* _HOW TO COMPLETE THIS TASK_
Please print all of the records shown below, exactly as given.

* _TASK INPUT_
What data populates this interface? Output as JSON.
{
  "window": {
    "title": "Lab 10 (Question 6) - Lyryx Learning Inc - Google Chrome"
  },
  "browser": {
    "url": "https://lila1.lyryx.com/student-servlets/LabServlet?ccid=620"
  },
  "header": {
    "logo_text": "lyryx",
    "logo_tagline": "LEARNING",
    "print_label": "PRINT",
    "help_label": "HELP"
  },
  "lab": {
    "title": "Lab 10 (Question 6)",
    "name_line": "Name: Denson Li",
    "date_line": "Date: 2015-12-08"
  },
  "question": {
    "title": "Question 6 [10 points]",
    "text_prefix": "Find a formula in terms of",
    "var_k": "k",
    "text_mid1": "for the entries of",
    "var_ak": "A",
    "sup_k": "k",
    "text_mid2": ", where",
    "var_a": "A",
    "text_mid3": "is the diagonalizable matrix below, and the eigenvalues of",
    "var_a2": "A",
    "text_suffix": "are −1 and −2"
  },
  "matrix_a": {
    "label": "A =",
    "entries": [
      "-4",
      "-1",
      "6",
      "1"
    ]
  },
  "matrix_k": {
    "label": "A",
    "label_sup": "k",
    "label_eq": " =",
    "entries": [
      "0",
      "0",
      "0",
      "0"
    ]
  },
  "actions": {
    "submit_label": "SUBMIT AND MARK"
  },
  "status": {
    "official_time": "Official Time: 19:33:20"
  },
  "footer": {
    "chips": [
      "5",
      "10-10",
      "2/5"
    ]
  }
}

* _RESULT_
What data populates this interface? Output as JSON.
{
  "window": {
    "title": "Lab 10 (Question 6) - Lyryx Learning Inc - Google Chrome"
  },
  "browser": {
    "url": "https://lila1.lyryx.com/student-servlets/LabServlet?ccid=620"
  },
  "header": {
    "logo_text": "lyryx",
    "logo_tagline": "LEARNING",
    "print_label": "PRINT",
    "help_label": "HELP"
  },
  "lab": {
    "title": "Lab 10 (Question 6)",
    "name_line": "Name: Denson Li",
    "date_line": "Date: 2015-12-08"
  },
  "question": {
    "title": "Question 6 [10 points]",
    "text_prefix": "Find a formula in terms of",
    "var_k": "k",
    "text_mid1": "for the entries of",
    "var_ak": "A",
    "sup_k": "k",
    "text_mid2": ", where",
    "var_a": "A",
    "text_mid3": "is the diagonalizable matrix below, and the eigenvalues of",
    "var_a2": "A",
    "text_suffix": "are −1 and −2"
  },
  "matrix_a": {
    "label": "A =",
    "entries": [
      "-4",
      "-1",
      "6",
      "1"
    ]
  },
  "matrix_k": {
    "label": "A",
    "label_sup": "k",
    "label_eq": " =",
    "entries": [
      "0",
      "0",
      "0",
      "0"
    ]
  },
  "actions": {
    "submit_label": "SUBMIT AND MARK"
  },
  "status": {
    "official_time": "Official Time: 19:33:20"
  },
  "footer": {
    "chips": [
      "5",
      "10-10",
      "2/5"
    ]
  }
}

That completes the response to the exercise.